My grandmother was nineteen when she got married, thirty when she got the right to vote. Three years later, my mother was born. Twenty-six years later, I came into the world.
By the time I turned twenty, women still could not get a credit card without their husband’s permission. I’m guessing that single women simply couldn’t establish credit on their own. My friend Sally, a professor at UCLA, was running downstairs between classes to use the Women’s bathroom—the Faculty bathroom on the floor where she taught classes had urinals. Faculty bathrooms with urinals is a not so subtle message.
A woman had to prove she was crazy to terminate a pregnancy. Newspapers still divided help wanted ads into Help Wanted Men and Help Wanted Women. A listing for a college educated, bi-lingual secretary paid less than a janitor. The secretary was filed under Help Wanted Women; the janitor under Help Wanted Men.The accepted wisdom was that men would be supporting a family, so deserved more pay. It was also accepted wisdom that hiring a single mother as a secretary was a smart move because she would be more compliant—she had a family to support and so would be afraid to talk back. Temporary employment agencies carried names like Kelly Girl and American Girl.
I was 13 when Martin Luther King, Jr., gave his “I Have a Dream Speech.” I can’t honestly say what I remember about it, other than a sense of hope for the future and belief that my country valued the dignity at the base of being human. I also remember the cover of Life magazine, just a few months before—Myrlie Evers comforting her young son, weeping for his slain father.
The years that followed the speech were gruesome. Civil rights workers—black and white, men and women—were murdered for trying to register blacks to vote, their murderers set free by juries of their peers. Fire hoses were aimed at peaceful marchers; attack dogs set upon them. The North proved no better with riots in Watts and Detroit, hate-filled marches in Chicago.
It seemed by the next decade that some things had been settled: women had a right to choose; the right to vote was sacred, as sacred as the American flag; a precedent had been established that ensured human rights, regardless of color or gender, a precedent that laid the groundwork for ensuring rights regardless of sexual orientation. It was a precedent that human rights were more important than States’ rights.

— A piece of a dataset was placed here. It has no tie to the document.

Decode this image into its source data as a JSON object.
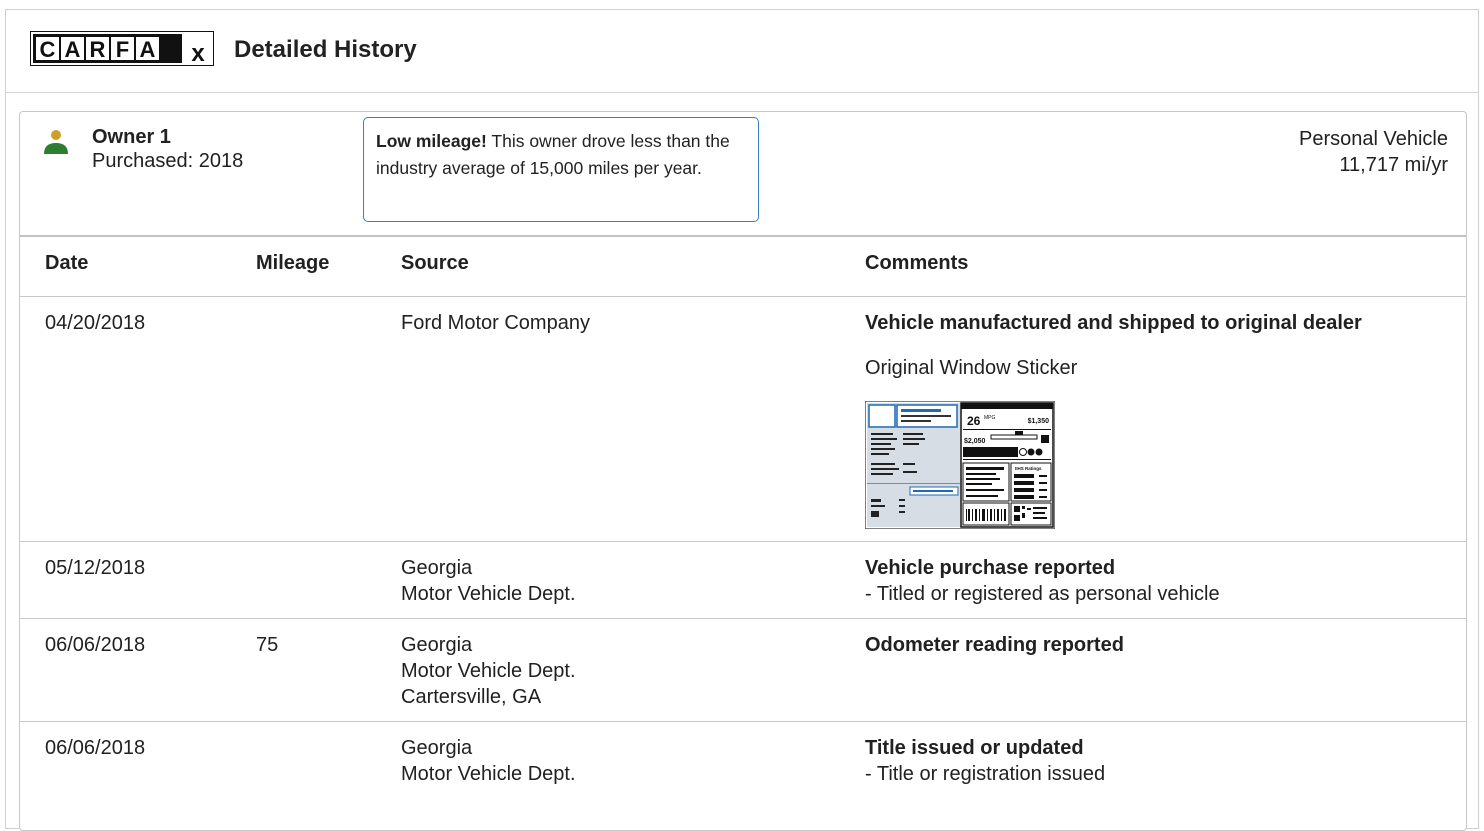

To say that the events of the last few years have been seriously south of disheartening is an understatement. Given that it is a minority of people who are driving the effort to turn back the clock to an hour fraught with such brutality, it is particularly unnerving to watch events unfold.
Two important anniversaries will happen this week: the passage of the 19th Amendment, the one that enshrined my right to vote, and the March on Washington, when Martin Luther King, Jr., gave us his dream of what America can be.
His dream, his notion, of America is the same as mine. Our founders set in motion an idea, recorded in a Constitution, that enshrined a commitment to honoring the inherent dignity in a person. Back then, it was primarily applied to white, property-owning men. But an idea like that cannot be contained. It can only grow.
That was what was important about the Sixties to me. By the time the decade came to an end, we were just 25 years past a war that had horrified us with the Holocaust. During that same war, black American soldiers had to ride in cars behind German prisoners of war—those who had fought for the country were second class to those who we were fighting against.
Once the genie is out of the bottle, you can’t put him back.
Change does not come easily to humans. But the nature of life is change. Snakes shed their skin because they keep growing—imagine what would happen if they didn’t—or couldn’t—shed their skin.
Despite the attempt to turn back the hour to a brutal, unjust time, I am hopeful. I am hopeful because we cannot thrive as a nation, as a people, if we do not adapt to change. The generation coming up has already shed the skin of prejudices to which older generations thought they were entitled. If older generations won’t shed that skin—well, imagine what would happen to a snake that refused to shed the skin it had outgrown.
Huzzah for this coming week of anniversaries. Let us celebrate their shedding light into dark corners. Let us fill our hearts with the power of human dignity these anniversaries commemorate to shatter the mean-spirited enshrinement of power by those who refuse to change.